Sila found himself in a compact room, kind of like a film set,
with a four poster bed,
turquoise curtains poorly covering the window/balcony
a second painting of glum Veronika
zero sign of Count Kurzsan.
Where the fuck did he go? Sila asked himself, walking out onto the balcony and shivering a little as he looked over the side of the stone railings.
There was nothing below, no rope or ladder, and apparently no other rooms on either side.
In the distance: mountains, snow, wild beasts, the cousin of that fucker who’d slashed at his neck.
Ah, not again, he thought, forcing his hand back down from the obvious thematic symmetry.
Pushing the curtain aside, Sila moved over to the bed and sat down. It was impressively soft, almost sucking him into a makeshift hole, and lying down seemed to be not the worst thing he could do.
So he did it.
Give it five minutes and I’ll go and look for him, Sila told himself as he shuffled up the bed to the giant pillows with loose feathers sneaking out.
Probably went into one of those secret tunnels. Like he did with Veronika. When they were courting.

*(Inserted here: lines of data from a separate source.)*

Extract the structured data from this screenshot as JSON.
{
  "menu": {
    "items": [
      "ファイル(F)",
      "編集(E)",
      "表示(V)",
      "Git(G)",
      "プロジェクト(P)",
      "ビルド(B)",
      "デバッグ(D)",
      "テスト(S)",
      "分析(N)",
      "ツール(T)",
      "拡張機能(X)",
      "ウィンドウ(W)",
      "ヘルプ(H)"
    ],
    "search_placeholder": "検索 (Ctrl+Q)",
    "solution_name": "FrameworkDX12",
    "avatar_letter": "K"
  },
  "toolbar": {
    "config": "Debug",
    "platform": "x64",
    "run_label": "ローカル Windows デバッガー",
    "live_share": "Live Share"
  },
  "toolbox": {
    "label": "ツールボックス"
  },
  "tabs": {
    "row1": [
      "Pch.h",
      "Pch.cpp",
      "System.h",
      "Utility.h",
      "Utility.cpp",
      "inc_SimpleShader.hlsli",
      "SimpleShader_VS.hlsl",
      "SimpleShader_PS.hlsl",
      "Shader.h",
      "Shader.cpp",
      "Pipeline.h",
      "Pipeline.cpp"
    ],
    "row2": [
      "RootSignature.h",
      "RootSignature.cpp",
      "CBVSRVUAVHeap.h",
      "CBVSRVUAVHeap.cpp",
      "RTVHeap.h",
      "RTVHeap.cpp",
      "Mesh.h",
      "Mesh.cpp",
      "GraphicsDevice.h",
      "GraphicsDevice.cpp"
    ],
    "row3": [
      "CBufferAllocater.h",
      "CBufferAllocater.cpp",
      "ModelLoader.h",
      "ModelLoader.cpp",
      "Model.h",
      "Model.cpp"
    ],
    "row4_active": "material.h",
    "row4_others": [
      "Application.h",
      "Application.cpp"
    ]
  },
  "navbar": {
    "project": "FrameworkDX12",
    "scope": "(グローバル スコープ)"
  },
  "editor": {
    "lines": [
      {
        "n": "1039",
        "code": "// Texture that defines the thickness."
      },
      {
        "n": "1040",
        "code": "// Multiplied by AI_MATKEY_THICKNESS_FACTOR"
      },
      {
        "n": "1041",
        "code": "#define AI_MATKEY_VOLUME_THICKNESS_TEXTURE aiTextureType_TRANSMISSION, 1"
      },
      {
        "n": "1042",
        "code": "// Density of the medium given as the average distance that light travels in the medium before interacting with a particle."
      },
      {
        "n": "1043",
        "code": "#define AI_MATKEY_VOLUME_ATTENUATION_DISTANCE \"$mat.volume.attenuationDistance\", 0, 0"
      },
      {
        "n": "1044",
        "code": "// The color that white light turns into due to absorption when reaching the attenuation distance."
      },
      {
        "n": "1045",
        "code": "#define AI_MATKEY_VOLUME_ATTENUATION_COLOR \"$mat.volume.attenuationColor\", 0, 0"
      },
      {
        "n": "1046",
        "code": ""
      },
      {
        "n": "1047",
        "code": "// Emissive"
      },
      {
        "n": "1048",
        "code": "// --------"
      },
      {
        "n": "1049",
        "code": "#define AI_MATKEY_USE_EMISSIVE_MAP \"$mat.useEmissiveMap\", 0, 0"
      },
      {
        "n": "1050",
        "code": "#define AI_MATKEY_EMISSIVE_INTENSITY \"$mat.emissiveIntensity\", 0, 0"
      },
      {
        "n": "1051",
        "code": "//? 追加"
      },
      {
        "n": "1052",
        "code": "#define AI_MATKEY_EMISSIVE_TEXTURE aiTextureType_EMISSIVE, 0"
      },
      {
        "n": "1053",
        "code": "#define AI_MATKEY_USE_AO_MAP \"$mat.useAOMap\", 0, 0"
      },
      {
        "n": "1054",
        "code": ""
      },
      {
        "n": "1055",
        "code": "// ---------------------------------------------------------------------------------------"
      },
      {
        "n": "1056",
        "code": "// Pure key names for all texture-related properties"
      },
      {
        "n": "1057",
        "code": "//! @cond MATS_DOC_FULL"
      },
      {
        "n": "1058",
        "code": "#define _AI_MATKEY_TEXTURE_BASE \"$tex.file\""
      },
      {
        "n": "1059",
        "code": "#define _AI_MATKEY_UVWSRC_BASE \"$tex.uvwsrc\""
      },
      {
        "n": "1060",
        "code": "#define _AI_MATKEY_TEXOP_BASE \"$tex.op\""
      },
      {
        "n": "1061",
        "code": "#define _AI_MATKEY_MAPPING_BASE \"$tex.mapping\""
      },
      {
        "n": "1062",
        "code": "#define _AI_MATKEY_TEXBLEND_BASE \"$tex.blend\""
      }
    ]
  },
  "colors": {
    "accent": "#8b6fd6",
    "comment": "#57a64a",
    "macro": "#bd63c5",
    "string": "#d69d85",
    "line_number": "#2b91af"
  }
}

Sila breathed in through one nostril, the other blocked, and stretched his neck back so he could see the painting on the wall.
No, that wasn’t it.
Kurzsan had used the secret tunnel to come in here.
To rape her.
Sila closed his eyes then pressganged them open again, letting out a gigantic yawn.
He’d raped her here, on this same bed.
Cos he was a rapist.
A terrible man.
Not even hum…
His eyelids gave up and the image of the rigid Veronika looming above narrowed until everything was dark and deep and formless again.